[Most likely Philadelphia, but possibly London. 1836]. Lithograph, sheet size: 15 3/4 x 17 3/4 inches. Six small closed tears along left edge, all of them one- half inch or less, far from the image and below the mat line. A fresh, clear, dark impression. Near fine. Matted. Item #WRCAM37507

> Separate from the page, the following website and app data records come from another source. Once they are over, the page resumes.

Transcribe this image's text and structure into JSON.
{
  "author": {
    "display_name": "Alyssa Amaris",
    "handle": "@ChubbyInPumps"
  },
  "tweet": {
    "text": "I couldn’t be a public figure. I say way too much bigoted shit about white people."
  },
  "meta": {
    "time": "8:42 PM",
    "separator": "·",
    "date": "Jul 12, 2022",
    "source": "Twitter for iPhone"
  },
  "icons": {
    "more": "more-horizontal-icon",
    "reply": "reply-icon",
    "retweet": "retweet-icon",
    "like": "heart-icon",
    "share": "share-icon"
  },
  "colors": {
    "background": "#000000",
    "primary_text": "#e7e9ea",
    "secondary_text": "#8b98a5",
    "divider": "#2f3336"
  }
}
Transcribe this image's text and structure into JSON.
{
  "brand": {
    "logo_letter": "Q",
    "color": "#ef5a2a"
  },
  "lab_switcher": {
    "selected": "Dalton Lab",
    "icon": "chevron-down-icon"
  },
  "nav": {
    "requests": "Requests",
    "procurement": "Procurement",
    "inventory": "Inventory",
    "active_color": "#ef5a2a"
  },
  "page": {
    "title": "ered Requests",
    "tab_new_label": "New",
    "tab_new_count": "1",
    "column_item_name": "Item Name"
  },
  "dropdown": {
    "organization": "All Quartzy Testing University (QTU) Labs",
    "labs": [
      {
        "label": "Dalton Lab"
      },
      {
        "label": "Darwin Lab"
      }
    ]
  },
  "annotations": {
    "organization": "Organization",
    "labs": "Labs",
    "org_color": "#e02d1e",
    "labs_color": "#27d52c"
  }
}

An impressive and handsome lithographic print, forcefully illustrating the differences between the strong, wealthy, and secure United States and the corrupt, bankrupt, and fearful French monarchy in the 1830s. The image shows President Andrew Jackson and a group of six Americans standing on the left, facing King Louis Philippe, and six Frenchmen standing on the right, the two parties separated by a narrow strip of water symbolizing the Atlantic Ocean. Jackson holds in his hand the treaty of July 4, 1831, made between the United States and France to settle the issue of outstanding debts (in the amount of some twenty-five million francs) caused by French depredations during the Napoleonic Wars. The French were to pay over a number of years, but soon pled poverty and balked on their payments. This is symbolized in the illustration by an overturned treasure chest on the French side, with no money in it, but with unpaid bills spilling out, including those for the army and the civil list. Louis Philippe holds in his hand a slip of paper reading: "fortunate speculation 25 millions." By contrast, the chest on the American side is filled with bags of money, showing the great government surpluses available at the time. The American treasure chest has an image of the U.S. Capitol on its lid and is surrounded by books, including a biography of Washington and another listing great American military victories. The Americans are shown as confident and prosperous, and include a young sailor waving his cap, and a plainly dressed citizen holding a rifle and bayonet. The Frenchmen, by contrast, look fearful and apprehensive, and one of them is a sailor being impressed into service. Three French ships are seen in the background, facing off against three American ships, including the Constitution ("Old Ironsides") and the New Orleans. This evokes the determination of Jackson to settle the issue by force if necessary, and the fact that naval conflict over the French non-payment was a very real possibility. The caption notes that in "monarchical governments" resources must be "wrung from the people's hands," whereas in a republic citizens willingly sacrifice their blood and fortune for their country. The lack of an imprint has led some to put forth London as the place of production for this print. A delightful lithograph, evocatively demonstrating growing American power and prosperity during the "Era of Good Feelings," especially in contrast with a decrepit, monarchical Europe. REILLY, AMERICAN POLITICAL PRINTS 1836-2. NEVINS & WEITENKAMPF, A CENTURY OF POLITICAL CARTOONS, pp.46-47. WEITENKAMPF, POLITICAL CARICATURE IN THE UNITED STATES, p.42.